— Much faster performance. I have no scientific data here, and I refuse to drink the Firefox Kool-Aid. I think IE is a pitiful attempt at a browser from a company with the resources that Microsoft has, but it’s actually Firefox that’s the biggest memory hog on my system (sorry lil’ Fire-dudes). When Firefox attempts to cache the state of every single page, my XP machine slows to a crawl, even with 2gb of memory. Safari has behaved nicely for the past 2 days with just as many tabs open, so they must be doing something better than Firefox.

Biggest Gripes:

People have flamed Safari for not having tabs enabled by default…

but maybe this was corrected, because when I installed, the tabs were enabled. Firefox didn’t have them enabled by default either for while, but it’s been a while since I’ve installed it.

Safari gives you no search box choices beyond Google and Yahoo. Hey, Apple faithfully recreated this too! Oh wait… on the Mac version you ONLY get Google… WTF? Anyhow, there are a couple ways to hack Safari’s Google search limitation on OS X (including a search-box plug-in), so presumably someone will crack this nut for Windows too. Makes you wonder what kind of weird marketing agreements are in place for the software to have that arbitrary restriction.

Editing pages in WordPress, an Ajax CMS, worked, but it had a few surprises. Safari took the liberty of injecting some formatting code into my post:

<span class=”Apple-style-span” style=”font-family: arial; font-size: 12px; line-height: 15px”>

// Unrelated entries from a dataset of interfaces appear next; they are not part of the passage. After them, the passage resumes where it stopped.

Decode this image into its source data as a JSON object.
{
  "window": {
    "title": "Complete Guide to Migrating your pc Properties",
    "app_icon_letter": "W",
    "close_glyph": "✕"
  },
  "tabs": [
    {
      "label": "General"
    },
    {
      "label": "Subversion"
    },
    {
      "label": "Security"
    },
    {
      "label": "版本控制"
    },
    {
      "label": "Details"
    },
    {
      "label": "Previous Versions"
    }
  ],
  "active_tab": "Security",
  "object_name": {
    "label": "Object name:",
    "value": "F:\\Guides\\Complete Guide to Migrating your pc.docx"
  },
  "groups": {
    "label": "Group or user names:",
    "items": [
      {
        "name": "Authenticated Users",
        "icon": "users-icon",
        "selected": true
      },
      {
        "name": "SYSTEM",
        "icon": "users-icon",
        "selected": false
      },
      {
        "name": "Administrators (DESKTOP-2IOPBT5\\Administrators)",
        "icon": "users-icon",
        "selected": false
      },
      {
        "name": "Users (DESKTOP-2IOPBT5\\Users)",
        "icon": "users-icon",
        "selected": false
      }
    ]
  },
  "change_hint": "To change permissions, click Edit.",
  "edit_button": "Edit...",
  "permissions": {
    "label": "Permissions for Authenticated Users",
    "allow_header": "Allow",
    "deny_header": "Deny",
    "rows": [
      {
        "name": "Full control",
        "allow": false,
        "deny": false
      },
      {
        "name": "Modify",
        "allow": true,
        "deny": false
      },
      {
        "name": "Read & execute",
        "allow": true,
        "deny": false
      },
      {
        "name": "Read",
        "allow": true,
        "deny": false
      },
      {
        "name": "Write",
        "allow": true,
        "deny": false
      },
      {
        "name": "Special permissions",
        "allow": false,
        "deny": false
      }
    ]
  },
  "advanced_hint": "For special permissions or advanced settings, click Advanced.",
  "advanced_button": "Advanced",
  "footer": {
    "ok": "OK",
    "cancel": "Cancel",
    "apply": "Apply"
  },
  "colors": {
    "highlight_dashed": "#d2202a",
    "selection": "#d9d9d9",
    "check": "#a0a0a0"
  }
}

I *hate* stuff like that. This reminds me of the little Paper-Clip guy in Microsoft Office (may he too get kicked in the groin). I don’t mind that type of functionality so long as it’s off by default.

Conclusion:

Safari 3 is not an amazing piece of software, but it may offer the home-sick Mac folks some solace. At best it’s a working browser with features comparable to Firefox for the average user; at worst it’s yet another browser for developers to consider while designing cross-platform web pages. Meh… whatever.